The most controversial of the bills that are now headed to the desk of Democratic Governor John Hickenlooper is a ban on ammunition magazines with more than 15 rounds, which the governor said he will sign into law.
The passage of the bills could push Colorado to the forefront of a national gun control debate reignited by several mass shootings last year, including the December massacre of 20 children and six adults at a school in Newtown, Connecticut.
The sponsor of the Colorado magazine-limit bill, state House Representative Rhonda Fields, told fellow lawmakers in a floor debate on Wednesday the proposal was about "saving lives."
"These are weapons that should be used in a theater of war and not in our local theaters," said Fields, a Democrat whose district includes the suburban Denver movie theater where a gunman killed 12 people in a shooting rampage last July.
Colorado was also the site of the 1999 massacre at Columbine High School, where two teenagers shot dead a teacher and 12 other students before committing suicide.
Other bills included in the package of gun control laws approved by Colorado lawmakers included a measure to make firearm buyers pay for their own background checks and a ban on online certification for concealed-carry permits, both of which Hickenlooper has said he supports.
Another measure would bar gun purchases by people convicted of domestic violence crimes. Hickenlooper had previously said he was undecided about that until he could see the final version.
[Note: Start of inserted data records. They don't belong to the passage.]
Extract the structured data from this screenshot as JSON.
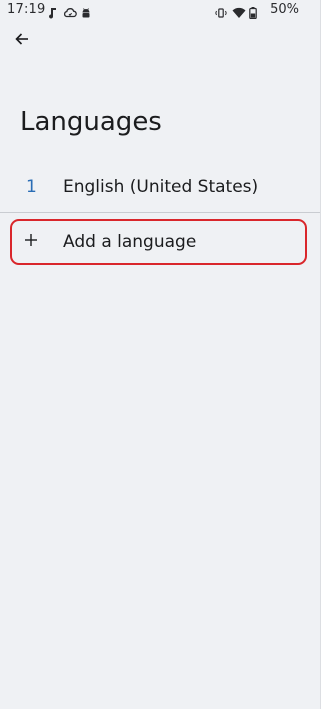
{
  "status_bar": {
    "time": "17:19",
    "battery": "50%",
    "left_icons": [
      "music-note-icon",
      "cloud-sync-icon",
      "android-icon"
    ],
    "right_icons": [
      "vibrate-icon",
      "wifi-icon",
      "battery-icon"
    ]
  },
  "app_bar": {
    "back_icon": "arrow-left-icon"
  },
  "page": {
    "title": "Languages"
  },
  "languages": [
    {
      "index": "1",
      "name": "English (United States)"
    }
  ],
  "add_language": {
    "icon": "plus-icon",
    "label": "Add a language",
    "highlight_color": "#d9262b"
  },
  "colors": {
    "background": "#eff1f4",
    "accent": "#2a6db5",
    "text": "#1b1c1e"
  }
}
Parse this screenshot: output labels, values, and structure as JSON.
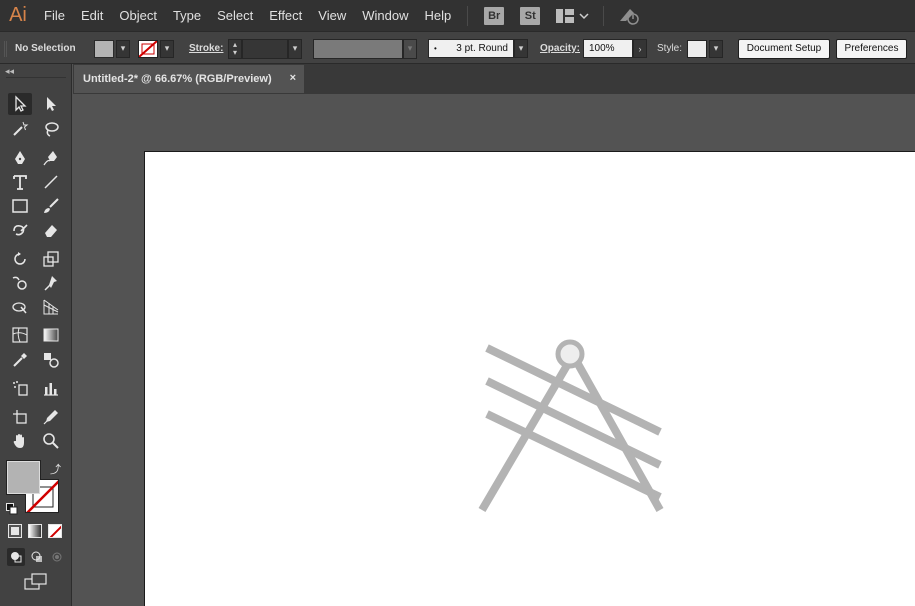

One remaining gun control measure to require background checks for all firearms transfers was sent to a conference committee on Wednesday, so that both chambers could hash out differences between the Senate and House versions.
The proposals that won final approval on Wednesday had received little Republican support.
Republican House minority leader Mark Waller issued a statement after the bills' passage, calling Democrats "out of touch" with their constituents.
"More than 200,000 Coloradans are out of work, but Democrats are more concerned with passing legislation that will send hundreds of jobs out of our state without any increase in public safety to show for it," Waller said in a statement.
Waller was referring to Magpul, a Colorado-based manufacturer of ammunition magazines that has vowed to leave the state and take away its hundreds of jobs if the magazine-limit bill becomes law.
The Colorado legislature's action follows the passage in New York state in January of a sweeping gun control law that bans assault weapons and magazines that hold more than seven rounds of ammunition, requires gun owners to register most guns with the state and requires universal background checks.
President Barack Obama has put forward a number of federal gun control proposals in the wake of the Newtown killings.
On Tuesday, a divided U.S. Senate Judiciary Committee advanced to the full Senate a measure endorsed by Obama that would require criminal background checks for all gun buyers.